               How to push in chairs
               How to hang up coats (this might have to wait for cold weather)
  • First Six Weeks of School
               Working with a partner
               Taking turns
               Turn-and-Talk or Think-Pair-Share
               Getting help when the teacher is working with a group
               What to do when the teacher has a phone call or must leave the room
               What to do when a visitor enters the classroom
               What to do when someone is hurt
               What to do when you need to calm down
               How to take care of materials
               How to take appropriate breaks

Teaching Procedures
               The Responsive Classroom has a wonderful strategy for teaching procedures called “Interactive Modeling.” This has four steps:
  1. Students learn why the procedure is important
  2. Students observe the model and create a picture in their mind of what it should look like
  3. Students do the noticing in describing what’s happening
  4. Students practice and get immediate feedback.

Here is a video that shows the process of Interactive Modeling in action:

You can also try the “I do, We do, You do” demonstrated in this video:

          Remember that children at all ages – from preschool to high school – need to be taught or reminded of how you want them to behave.
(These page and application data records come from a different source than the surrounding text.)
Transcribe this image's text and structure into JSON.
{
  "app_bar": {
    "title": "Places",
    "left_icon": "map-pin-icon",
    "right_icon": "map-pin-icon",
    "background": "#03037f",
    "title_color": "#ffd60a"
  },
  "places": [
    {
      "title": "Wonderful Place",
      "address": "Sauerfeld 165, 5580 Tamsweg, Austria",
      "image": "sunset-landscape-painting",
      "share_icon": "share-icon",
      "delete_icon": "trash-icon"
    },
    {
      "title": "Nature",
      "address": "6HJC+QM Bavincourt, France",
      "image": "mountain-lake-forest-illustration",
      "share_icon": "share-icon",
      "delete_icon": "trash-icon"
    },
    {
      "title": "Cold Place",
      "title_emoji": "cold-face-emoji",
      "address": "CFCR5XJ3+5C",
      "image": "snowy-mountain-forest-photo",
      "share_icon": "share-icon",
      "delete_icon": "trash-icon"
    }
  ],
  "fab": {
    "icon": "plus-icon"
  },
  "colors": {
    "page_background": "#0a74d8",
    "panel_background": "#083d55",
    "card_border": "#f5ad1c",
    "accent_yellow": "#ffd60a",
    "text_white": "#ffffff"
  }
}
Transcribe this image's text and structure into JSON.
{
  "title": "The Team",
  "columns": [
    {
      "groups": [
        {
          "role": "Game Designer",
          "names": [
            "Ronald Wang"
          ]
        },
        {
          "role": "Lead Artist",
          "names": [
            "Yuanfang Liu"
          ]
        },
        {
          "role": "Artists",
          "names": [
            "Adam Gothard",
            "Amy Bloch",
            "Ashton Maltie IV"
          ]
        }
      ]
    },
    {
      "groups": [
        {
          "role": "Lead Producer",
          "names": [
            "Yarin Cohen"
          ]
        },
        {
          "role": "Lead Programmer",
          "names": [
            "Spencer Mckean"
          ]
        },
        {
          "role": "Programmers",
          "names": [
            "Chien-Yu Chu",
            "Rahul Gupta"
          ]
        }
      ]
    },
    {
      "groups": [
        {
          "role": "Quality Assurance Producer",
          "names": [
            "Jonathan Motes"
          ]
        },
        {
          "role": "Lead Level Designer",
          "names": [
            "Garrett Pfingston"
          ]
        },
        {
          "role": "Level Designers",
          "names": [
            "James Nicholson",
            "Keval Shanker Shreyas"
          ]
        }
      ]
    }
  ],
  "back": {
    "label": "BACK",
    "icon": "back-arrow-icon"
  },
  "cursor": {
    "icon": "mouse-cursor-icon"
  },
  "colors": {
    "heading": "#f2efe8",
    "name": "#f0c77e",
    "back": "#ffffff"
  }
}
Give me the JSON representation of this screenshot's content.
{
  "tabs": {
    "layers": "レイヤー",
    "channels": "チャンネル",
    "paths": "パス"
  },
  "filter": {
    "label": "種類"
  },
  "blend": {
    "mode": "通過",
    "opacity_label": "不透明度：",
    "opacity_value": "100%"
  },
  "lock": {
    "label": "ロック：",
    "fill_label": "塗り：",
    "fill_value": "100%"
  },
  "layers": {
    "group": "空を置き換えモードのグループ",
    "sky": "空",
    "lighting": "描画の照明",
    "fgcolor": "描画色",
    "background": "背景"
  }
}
Don’t be afraid to teach very minor procedures. It is better to err on the side of teaching too many than too few.          
Please share with us in the comments what procedures you think are most important in your classroom and how you teach them.

This is the second posting in a four-part series on getting ready for the start of school. See Part I here.

Tuesday, August 21, 2012

The Positive Classroom: Getting Ready for the Start of School, Part I: ...

The Positive Classroom: Getting Ready for the Start of School, Part I: ...: This is the first posting in a four-part series that is designed to help you think through getting ready for the new academic year. The...